What’s not to like about a band that took their name from a 17th century axe murderess (Hatchet Molly) that would behead her lovers with the hand tool Lizzy Borden made famous? ‘Flirtin’ With Disaster’ is one of those songs that most people can identify with, in one way or another. Lonesome roads, heavy loads and a speedy guitar solo that is well over a minute long are what drive this song home. A note to the girls, if you’re at the bar and this number comes on the jukebox -- just give it up, there’s no way you’re dancing to this one. Kick back and flirt with the bartender instead.
From 'Fire On The Mountain' (1975)
Any song that starts out declaring the benefits of getting stoned in the mornin’ and getting drunk in the afternoon is definitely going to take a place in a southern rock top ten. Unlike Marshall Tucker or Lynyrd Skynyrd, Charlie Daniels is a man, the type of good ol’ boy who will get the horseshoe bar at your local Army-Navy Garrison singing in unison faster than your mama can bring out the sweet tea. Strong on personality and ethics, the long hair in this song isn’t going to ask you for nothin’ – unless he can get it on his own. 28 years later, in the days of entitlement, this country boy comes off as a real role model.
From: 'Strikes' (1979)
If there were ever the perfect song for the all the truckers out there, this one’s it. Featuring an absolutely blistering guitar solo, ‘Highway Song’ has enough adrenalin to keep you awake even on the longest of rides. You could argue that Blackfoot gets pigeonholed into the southern rock genre, when the fact is they lean more heavily towards the rock genre. But all that really matters is that ‘Strikes’ is so potentially dangerous it made perfect sense to put a poised cobra on the cover of the album.
From 'The Outlaws' (1975)
The Outlaws formed in Tampa, Florida in 1972, and after hitting the road for some intense touring, were the first act signed to Arista records by legendary guru Clive Davis. Heavily influenced by the Eagles and the Allman Brothers, the band's self-titled album brought them into the spotlight almost instantly. This song, nearly 10 minutes in length, definitely fits in that ‘long jam’ category and has a lot of time changes. At least the guitar solos are long enough to allow the listener ample time to check on the chicken getting deep-fried in the back room. Tater salad, anyone?
From 'Second Helping' (1974)
If Birmingham has an anthem, hopefully this is it. Lynyrd Skynyrd, led by the late songwriter Ronnie Van Zant, may have a redneck image but it shouldn’t over-shadow the fact that Van Zant was a real rocker that wrote down to earth lyrics with a rebellious spirit. Big wheels, his kin, the southland, Neil Young and the good Lord all get a nod here, and that twang-fueled guitar riff is pretty unforgettable. Asking the question “does your conscience bother you?” mid-song before the honky-tonk piano comes in, is likely to make even the most conservative folks want to wave their bandanas high in the air.
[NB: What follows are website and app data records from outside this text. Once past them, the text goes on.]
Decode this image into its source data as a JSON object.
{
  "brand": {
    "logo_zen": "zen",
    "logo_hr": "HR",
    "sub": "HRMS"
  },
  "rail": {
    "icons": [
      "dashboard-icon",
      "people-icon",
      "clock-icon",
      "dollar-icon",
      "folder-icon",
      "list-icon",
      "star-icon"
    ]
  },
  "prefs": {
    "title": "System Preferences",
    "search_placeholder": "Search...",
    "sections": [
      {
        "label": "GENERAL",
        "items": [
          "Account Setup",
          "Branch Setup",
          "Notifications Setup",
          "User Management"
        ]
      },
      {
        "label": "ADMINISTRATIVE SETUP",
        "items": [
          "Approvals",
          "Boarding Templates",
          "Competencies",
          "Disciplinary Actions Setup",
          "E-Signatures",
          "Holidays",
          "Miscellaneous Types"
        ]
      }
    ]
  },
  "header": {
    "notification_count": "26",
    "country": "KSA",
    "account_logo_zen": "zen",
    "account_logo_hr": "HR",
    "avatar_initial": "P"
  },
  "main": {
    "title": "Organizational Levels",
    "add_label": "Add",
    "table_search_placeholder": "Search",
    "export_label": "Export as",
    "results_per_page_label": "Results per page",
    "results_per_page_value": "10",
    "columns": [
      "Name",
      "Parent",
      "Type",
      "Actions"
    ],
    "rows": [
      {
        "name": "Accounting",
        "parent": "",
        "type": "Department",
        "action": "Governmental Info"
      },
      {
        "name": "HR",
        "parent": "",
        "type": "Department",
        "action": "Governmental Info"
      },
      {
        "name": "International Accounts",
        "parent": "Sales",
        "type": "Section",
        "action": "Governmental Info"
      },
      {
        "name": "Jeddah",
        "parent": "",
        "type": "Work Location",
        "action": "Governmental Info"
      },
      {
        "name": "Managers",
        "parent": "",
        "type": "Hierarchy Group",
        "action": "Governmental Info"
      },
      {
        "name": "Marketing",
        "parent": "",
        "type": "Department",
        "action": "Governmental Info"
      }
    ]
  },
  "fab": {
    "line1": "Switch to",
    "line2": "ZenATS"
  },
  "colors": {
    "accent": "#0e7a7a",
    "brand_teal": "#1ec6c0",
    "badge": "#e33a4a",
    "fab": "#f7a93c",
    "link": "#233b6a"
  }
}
From 'Marshall Tucker Band' (1973)
Starting out in South Carolina, the Marshall Tucker Band (not a man like so many people want to believe) still tour regularly, and one of their biggest hits ‘Can’t You See’ still gets serious airplay. Though recorded in 1973, it didn’t get released as a single until 1977. Next time you hear this song in public, take notice and you’ll make the strangest observation, especially if there is booze involved. There seems to be something about this particular song that makes the majority (very ironically) close their eyes and sway their head from left to right while singing the song's famous “Can’t you see” line. That universal connection earns this song the top spot on our southern rock songs list.